Publication Date

Spring 2020

Degree Type


Degree Name

Master of Science (MS)


Environmental Studies


William Russell

Subject Areas

Environmental studies
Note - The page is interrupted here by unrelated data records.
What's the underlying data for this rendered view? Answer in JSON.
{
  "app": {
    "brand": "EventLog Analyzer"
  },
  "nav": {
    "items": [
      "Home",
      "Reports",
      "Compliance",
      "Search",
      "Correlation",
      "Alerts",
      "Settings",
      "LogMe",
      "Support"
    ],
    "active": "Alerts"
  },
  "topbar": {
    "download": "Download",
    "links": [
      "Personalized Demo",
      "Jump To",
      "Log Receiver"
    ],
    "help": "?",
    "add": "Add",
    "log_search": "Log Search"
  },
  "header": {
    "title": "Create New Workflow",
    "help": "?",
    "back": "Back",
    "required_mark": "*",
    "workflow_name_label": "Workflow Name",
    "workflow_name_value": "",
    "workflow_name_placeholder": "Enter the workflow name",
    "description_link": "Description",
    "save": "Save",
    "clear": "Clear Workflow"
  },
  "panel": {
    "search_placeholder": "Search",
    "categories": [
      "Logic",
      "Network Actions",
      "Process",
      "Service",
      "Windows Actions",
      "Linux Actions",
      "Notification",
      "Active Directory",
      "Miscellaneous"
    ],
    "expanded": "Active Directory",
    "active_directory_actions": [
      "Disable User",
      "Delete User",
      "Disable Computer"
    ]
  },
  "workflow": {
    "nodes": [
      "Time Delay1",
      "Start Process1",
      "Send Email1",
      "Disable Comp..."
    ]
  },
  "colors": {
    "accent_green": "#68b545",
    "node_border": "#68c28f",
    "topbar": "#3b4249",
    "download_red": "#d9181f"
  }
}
Restoration of late seral features in second-growth Sequoia sempervirens forests is an important management concern, as so little of the original old-growth remains. The abundance of herbaceous species provides a metric for assessing recovery in these forests where associated understory plants are adapted to closed canopy conditions. Data were collected using a stratified random sampling design across three treatments: mechanically thinned second-growth, un-thinned second-growth, and old-growth reference stands. Pairwise PerMANOVA indicated greater abundance and diversity of native herbs in old-growth and un-thinned second-growth compared to thinned stands, as well as higher measures of canopy cover, basal area, and dominance of S. sempervirens. Thinned plots exhibited lower stand density than un-thinned stands but also higher abundance of non-native herbs. Non-metric multidimensional scaling suggested that un-thinned sites were more similar to old-growth than thinned sites in regard to understory composition and abundance, and indicator species analysis returned a suite of indicator species shared between un-thinned plots and old-growth plots while thinned plots shared one indicator with old-growth. In addition, both old-growth and un-thinned second growth sites were dominated by residual species, while thinned plots were dominated by invader species. These results suggest that while mechanical thinning of second-growth S. sempervirens stands may provide temporary effects to stand structure and composition, these treatments do not support the recovery of late seral understory species.